Environmental Commission Chair (EC) Kathleen Parrish presented a request for an ordinance limiting the amount of impervious coverage on different sized lots in Byram at the council’s last meeting. She said the ordinance would help prevent run-off of pesticides and herbicides into lakes, rivers, streams, and protect the drinking water. Impervious surfaces prevent rain water from passing through, including: driveways, paved rock ways, decks, swimming pools, additions, and patios.
When residents apply for a patio or addition, Parrish explained, the ordinance would consider the percentage of impervious surface being added to the entire property, or if the property is near a body of water.

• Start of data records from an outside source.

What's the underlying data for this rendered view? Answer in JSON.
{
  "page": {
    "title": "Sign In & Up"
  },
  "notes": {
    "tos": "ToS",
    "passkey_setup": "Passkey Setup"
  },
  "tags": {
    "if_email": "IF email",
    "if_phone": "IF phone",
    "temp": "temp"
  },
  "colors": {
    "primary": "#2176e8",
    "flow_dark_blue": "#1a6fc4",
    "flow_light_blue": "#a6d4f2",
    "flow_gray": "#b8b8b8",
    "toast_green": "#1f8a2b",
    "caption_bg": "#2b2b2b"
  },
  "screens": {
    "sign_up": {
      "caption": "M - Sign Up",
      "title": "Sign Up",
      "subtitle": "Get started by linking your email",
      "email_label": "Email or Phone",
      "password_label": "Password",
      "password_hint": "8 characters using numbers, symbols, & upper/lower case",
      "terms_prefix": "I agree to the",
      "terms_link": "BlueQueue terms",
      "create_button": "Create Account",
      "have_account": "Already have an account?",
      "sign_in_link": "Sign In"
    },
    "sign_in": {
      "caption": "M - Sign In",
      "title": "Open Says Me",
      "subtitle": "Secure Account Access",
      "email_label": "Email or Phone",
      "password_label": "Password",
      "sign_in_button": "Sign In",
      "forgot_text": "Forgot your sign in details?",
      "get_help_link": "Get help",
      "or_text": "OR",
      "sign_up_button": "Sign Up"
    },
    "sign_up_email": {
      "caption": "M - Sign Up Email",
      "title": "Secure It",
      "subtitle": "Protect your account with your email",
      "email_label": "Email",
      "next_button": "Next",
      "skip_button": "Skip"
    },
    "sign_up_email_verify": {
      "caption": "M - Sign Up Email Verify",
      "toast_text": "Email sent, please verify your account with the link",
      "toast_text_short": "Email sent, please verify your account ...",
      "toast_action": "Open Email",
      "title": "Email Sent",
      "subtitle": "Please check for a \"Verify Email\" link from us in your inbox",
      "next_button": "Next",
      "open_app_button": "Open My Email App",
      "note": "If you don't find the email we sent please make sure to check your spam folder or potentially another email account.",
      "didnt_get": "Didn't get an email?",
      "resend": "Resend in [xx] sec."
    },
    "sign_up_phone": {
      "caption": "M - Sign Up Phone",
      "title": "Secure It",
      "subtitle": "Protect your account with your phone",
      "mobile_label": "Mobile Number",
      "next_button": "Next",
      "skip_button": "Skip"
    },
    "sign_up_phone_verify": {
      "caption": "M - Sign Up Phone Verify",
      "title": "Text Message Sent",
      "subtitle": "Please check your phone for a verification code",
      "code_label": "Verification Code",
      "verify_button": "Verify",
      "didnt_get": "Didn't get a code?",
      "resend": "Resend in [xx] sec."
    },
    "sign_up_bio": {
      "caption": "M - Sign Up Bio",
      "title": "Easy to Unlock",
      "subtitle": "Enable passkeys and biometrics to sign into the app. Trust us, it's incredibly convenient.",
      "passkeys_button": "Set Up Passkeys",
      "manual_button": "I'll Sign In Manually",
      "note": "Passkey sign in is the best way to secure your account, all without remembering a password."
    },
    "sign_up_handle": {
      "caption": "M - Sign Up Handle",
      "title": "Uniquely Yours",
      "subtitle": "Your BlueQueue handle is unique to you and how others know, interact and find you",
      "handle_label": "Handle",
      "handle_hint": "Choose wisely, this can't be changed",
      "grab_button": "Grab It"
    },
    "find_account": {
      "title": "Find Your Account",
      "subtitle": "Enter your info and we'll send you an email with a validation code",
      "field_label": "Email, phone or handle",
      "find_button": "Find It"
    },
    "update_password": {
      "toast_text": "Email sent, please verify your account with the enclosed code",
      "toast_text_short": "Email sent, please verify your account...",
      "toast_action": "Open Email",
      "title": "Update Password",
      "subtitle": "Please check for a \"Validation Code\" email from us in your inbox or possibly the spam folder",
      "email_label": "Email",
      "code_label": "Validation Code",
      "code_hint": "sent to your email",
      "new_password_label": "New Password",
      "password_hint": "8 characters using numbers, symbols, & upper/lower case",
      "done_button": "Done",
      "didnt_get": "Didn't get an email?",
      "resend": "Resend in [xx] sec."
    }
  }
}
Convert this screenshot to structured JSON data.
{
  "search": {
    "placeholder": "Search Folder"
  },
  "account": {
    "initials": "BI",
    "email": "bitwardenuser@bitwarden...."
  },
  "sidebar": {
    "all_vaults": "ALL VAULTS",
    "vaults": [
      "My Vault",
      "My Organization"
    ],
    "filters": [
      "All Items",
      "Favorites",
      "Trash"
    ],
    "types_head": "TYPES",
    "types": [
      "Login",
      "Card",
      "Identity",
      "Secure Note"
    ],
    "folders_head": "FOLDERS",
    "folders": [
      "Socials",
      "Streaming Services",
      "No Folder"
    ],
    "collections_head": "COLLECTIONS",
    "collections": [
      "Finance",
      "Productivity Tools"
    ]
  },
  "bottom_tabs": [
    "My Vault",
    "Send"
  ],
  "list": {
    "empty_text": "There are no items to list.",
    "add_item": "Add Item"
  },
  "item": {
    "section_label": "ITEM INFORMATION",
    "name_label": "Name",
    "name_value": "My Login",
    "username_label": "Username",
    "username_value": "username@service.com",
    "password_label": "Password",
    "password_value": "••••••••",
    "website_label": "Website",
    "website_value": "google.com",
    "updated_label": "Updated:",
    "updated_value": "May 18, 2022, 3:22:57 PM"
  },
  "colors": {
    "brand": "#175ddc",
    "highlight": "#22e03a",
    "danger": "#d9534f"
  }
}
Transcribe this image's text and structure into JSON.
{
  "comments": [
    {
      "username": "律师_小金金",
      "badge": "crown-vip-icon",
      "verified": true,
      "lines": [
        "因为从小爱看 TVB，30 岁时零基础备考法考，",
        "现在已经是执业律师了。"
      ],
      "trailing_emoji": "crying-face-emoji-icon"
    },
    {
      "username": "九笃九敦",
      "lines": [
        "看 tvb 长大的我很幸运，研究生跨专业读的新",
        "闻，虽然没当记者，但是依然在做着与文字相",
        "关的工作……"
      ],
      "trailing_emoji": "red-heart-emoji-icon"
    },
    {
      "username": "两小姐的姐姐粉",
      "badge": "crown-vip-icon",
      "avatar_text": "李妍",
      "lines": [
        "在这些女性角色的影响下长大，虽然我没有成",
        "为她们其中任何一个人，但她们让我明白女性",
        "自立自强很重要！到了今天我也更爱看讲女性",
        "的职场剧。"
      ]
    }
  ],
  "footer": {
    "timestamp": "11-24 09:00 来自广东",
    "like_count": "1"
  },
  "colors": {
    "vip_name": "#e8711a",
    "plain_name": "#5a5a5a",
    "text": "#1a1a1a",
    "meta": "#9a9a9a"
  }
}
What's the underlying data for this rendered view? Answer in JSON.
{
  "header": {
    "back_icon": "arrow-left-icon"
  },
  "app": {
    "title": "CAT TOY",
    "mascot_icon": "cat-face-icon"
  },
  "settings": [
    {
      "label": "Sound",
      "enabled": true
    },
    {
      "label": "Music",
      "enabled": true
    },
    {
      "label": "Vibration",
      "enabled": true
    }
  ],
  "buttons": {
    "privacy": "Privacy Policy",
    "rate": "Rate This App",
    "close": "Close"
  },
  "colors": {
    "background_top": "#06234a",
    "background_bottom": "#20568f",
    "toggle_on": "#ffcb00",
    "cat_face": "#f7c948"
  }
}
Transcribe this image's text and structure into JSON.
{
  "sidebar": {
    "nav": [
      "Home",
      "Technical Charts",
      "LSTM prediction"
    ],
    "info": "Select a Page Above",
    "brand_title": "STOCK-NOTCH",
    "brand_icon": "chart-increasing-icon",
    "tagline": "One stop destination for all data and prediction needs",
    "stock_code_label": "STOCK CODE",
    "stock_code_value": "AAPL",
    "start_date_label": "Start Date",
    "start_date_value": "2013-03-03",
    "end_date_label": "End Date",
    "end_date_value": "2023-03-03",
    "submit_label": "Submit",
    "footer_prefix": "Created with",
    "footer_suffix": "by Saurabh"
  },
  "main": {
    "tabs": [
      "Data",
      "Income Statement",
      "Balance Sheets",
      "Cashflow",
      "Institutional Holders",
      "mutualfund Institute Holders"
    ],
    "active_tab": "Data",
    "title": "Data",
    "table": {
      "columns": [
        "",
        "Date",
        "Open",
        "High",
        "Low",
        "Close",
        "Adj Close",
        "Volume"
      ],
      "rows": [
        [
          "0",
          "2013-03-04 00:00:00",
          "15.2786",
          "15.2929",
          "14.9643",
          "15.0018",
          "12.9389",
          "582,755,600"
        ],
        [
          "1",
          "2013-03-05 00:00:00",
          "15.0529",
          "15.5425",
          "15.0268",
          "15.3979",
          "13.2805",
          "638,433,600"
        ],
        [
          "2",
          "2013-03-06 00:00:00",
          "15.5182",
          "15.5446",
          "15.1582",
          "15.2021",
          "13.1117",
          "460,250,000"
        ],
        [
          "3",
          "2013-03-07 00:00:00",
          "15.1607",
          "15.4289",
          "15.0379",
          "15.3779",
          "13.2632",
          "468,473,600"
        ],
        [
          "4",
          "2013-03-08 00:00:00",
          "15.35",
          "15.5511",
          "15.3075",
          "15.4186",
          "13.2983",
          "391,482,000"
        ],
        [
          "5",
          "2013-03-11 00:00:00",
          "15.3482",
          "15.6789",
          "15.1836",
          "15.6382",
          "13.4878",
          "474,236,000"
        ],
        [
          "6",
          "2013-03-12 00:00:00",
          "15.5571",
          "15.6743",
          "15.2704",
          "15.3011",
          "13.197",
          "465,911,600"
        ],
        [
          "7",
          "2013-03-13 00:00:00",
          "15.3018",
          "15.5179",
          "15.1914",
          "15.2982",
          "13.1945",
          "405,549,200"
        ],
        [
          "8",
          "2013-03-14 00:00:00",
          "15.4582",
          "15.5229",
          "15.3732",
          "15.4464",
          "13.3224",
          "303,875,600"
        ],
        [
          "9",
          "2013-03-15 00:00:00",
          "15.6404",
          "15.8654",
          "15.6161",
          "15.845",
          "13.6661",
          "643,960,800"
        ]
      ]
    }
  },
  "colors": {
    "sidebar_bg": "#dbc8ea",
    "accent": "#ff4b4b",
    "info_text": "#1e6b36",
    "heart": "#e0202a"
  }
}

Additionally, she said, ways to prevent run-off would be to require rain gardens, dry wells, or retention basins.
During discussion, Deputy Mayor Rayond Bonker said he appreciated the EC volunteer efforts to make Byram a better town, and the EC should educate residents about best practices. Furthermore, he said, he is philosophically opposed to any further infringement on private property rights. He said he prefers giving people maximum private property rights, minimizing government, and not the other way around. No matter how well intentioned those efforts may sound, Bonker added, he will actively oppose any ordinance which attempts to further weaken private property rights.
Councilwoman Cris Franco agreed about not restricting usage of private property rights, and she said she understands there should be some guidance.
Mayor Alexander Rubenstein asked how many quarter acre lots would comply today with the numbers being proposed in the ordinance. After calculations, he determined that the maximum amount of impervious coverage for a quarter acre would be around 1,570 square feet, which he said seemed restrictive, and nobody could comply with today.
Rubenstein also agreed that the proposed ordinance placed many restrictions on what people can do with their private property, and he wants people to be able to enjoy their property. He said that he did not like introducing an ordinance which restricts what every person on the lake front is able to do.
Councilman Jack Gallagher said 95 percent of the people who live on the lake pay attention to what they are doing to the lake. He also was not in favor of the proposed ordinance.
Councilman Harvey Roseff recommended sending the ordinance idea to the Planning Board for their input.